>>>
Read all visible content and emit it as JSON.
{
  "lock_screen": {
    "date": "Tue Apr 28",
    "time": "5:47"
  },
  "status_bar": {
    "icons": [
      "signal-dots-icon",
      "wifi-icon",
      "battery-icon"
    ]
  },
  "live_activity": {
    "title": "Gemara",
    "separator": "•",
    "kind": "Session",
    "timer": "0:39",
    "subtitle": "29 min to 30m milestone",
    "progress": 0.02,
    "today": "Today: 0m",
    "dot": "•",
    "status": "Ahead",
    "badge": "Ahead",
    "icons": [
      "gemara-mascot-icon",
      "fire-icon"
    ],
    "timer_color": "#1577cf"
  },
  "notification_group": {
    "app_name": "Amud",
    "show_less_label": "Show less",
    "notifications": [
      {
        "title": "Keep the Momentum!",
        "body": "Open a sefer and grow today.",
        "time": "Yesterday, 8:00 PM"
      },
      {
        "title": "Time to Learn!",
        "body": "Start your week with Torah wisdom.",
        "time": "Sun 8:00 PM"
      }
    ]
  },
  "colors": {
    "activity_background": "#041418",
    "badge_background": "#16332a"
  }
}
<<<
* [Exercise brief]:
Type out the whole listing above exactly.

* [Task answer]:
Read all visible content and emit it as JSON.
{
  "lock_screen": {
    "date": "Tue Apr 28",
    "time": "5:47"
  },
  "status_bar": {
    "icons": [
      "signal-dots-icon",
      "wifi-icon",
      "battery-icon"
    ]
  },
  "live_activity": {
    "title": "Gemara",
    "separator": "•",
    "kind": "Session",
    "timer": "0:39",
    "subtitle": "29 min to 30m milestone",
    "progress": 0.02,
    "today": "Today: 0m",
    "dot": "•",
    "status": "Ahead",
    "badge": "Ahead",
    "icons": [
      "gemara-mascot-icon",
      "fire-icon"
    ],
    "timer_color": "#1577cf"
  },
  "notification_group": {
    "app_name": "Amud",
    "show_less_label": "Show less",
    "notifications": [
      {
        "title": "Keep the Momentum!",
        "body": "Open a sefer and grow today.",
        "time": "Yesterday, 8:00 PM"
      },
      {
        "title": "Time to Learn!",
        "body": "Start your week with Torah wisdom.",
        "time": "Sun 8:00 PM"
      }
    ]
  },
  "colors": {
    "activity_background": "#041418",
    "badge_background": "#16332a"
  }
}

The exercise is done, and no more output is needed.